In 2013, and via a combination of quadratic lines, fear and group-think, climate alarmists proclaimed Arctic sea ice was in a “death spiral”. However, more than a decade has now passed since those EOTW caterwaulings, and Arctic sea is doing just fine.
IPPC claims of “runaway away melt” will be the ruin of the agency.
Attributing sea ice loss to carbon dioxide emissions is a tough ask, not least because similar melting episodes occurred in the 1920s and 1930s, with disappearing ice, changing wildlife patterns, and the opening of the Northwest Passage in 1939 and 1940.
Arctic temperatures were just as warm back then as they are now–warmer likely, because a negative phase of the PDO has been in play since around 2009 which has seen a stabilization of Arctic sea ice and also a ‘turning the ship’ on Greenland:
Today’s cocoa bean shortage, and subsequent price surge –of more than 40% this year– has been attributed to the building El Niño, which threatens to deliver additional dryness to West Africa. Another factor is improving demand, reports Bloomberg, with bean processing in Europe turning out better than expected. Ivory Coast and Brazil are also boosting grindings.
If a period of global cooling is indeed on the cards, as I contend, then we would expect La Niñas to be the dominate ENSO pattern moving forward.

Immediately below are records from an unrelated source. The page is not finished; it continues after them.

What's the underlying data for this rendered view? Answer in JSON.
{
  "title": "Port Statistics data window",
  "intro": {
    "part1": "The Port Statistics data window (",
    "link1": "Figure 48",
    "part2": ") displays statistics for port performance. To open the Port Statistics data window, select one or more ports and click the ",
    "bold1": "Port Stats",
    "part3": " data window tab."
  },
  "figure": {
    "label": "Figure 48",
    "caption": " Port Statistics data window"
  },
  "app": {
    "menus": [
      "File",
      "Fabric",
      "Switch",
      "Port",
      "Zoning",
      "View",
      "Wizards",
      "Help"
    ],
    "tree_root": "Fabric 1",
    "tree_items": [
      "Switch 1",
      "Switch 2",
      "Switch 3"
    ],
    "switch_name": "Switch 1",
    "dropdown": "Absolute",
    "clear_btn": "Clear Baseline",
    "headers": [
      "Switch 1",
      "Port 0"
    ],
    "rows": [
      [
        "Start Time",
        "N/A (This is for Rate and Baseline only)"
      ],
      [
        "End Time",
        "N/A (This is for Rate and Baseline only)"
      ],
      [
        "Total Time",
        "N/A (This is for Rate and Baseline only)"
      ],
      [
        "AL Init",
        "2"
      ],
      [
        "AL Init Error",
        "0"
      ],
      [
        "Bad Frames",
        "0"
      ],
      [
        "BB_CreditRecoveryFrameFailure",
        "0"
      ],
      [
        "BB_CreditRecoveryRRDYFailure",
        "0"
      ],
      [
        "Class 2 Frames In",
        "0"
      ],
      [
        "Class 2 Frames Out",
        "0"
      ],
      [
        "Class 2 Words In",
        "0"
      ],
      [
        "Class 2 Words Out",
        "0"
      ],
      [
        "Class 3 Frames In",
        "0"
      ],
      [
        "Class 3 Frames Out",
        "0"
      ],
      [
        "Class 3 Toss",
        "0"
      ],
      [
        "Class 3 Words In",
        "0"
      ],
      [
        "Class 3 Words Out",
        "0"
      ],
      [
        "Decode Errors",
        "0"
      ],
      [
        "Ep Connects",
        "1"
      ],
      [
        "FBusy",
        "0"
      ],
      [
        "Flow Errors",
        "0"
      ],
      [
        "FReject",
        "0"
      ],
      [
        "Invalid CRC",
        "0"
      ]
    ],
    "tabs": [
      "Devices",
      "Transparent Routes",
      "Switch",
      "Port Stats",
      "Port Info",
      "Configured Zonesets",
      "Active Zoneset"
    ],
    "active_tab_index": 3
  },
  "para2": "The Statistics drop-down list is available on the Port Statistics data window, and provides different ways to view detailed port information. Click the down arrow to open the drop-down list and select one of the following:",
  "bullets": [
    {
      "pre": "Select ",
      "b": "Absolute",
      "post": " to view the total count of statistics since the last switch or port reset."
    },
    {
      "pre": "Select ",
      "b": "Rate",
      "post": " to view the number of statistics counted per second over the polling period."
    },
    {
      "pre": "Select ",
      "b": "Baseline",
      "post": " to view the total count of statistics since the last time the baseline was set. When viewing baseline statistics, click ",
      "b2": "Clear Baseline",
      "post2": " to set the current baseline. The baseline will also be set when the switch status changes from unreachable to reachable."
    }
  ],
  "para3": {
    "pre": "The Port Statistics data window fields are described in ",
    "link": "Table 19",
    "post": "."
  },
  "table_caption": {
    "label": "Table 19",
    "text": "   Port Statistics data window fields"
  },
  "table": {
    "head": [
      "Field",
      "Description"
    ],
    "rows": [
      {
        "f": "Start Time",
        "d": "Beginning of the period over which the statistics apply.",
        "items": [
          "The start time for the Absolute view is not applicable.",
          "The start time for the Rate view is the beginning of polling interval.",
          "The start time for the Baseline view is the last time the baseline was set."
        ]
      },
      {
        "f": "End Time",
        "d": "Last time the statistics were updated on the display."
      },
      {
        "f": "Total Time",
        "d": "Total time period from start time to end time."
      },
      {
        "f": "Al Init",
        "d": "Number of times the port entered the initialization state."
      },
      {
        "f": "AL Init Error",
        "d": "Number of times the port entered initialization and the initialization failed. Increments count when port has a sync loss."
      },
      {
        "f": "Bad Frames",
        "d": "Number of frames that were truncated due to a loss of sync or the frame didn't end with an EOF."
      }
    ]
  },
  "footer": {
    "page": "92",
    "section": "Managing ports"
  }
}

And despite this year’s return to El Niño, the data very much show this trend.
The Multivariate ENSO Index (MEI) reveals (below) that multiyear El Niños have not been able to sustain themselves in recent times, not since the ‘super’ El Niño of 1997-98.
Clear to see, it is their cooler counterparts La Nina’s that are beginning to dominate:
This latest El Niño isn’t forecast to last all that long either, at least not according to recent JMA forecasts.
The Japan Meteorological Agency is calling for something of a collapse of El Niño next year, dipping below neutral (perhaps by April), and potentially reentering La Niña territory soon after (by next summer).
Related (“25 sunspots”):
Here Comes The Snow, State Of Montana Blanketed
“Winter Is Coming,” reads a warning from the National Weather Service posted on X.
“It’s a pretty big state and it takes a pretty big storm to blanket the entire state in several inches of snow. That’s exactly what’s happening,” reports ktvh.com of Montana, a state expecting more than foot across its higher reaches.
Snow was settling in NW Montana, including in Glacier National Park, Tuesday morning and had started in Helena by the evening. NW Wyoming, including Yellowstone National Park, like much of Montana, also finds it under a winter storm warning.
Totals will also exceed a foot across the likes of the northern Cascades and Rockies, too.
Heavy, widespread snow is hitting California’s Sierra Nevada today (Wednesday), with another round due later in the week.
“We’re going to see snow across the entire Sierra,” said weather service meteorologist Edan Lindaman on Tuesday. “It’s going to be noticeably colder, windy, and we’re going to be seeing snow in the mountains.”
The NWS is warning of hazardous travel on snowy mountain passes and ice on the highways.
Accumulations are already building north of the border in Canada:
Scenes at Mt. Baker, WA have also already flipped white:
Stay tuned for updates.
This looks big: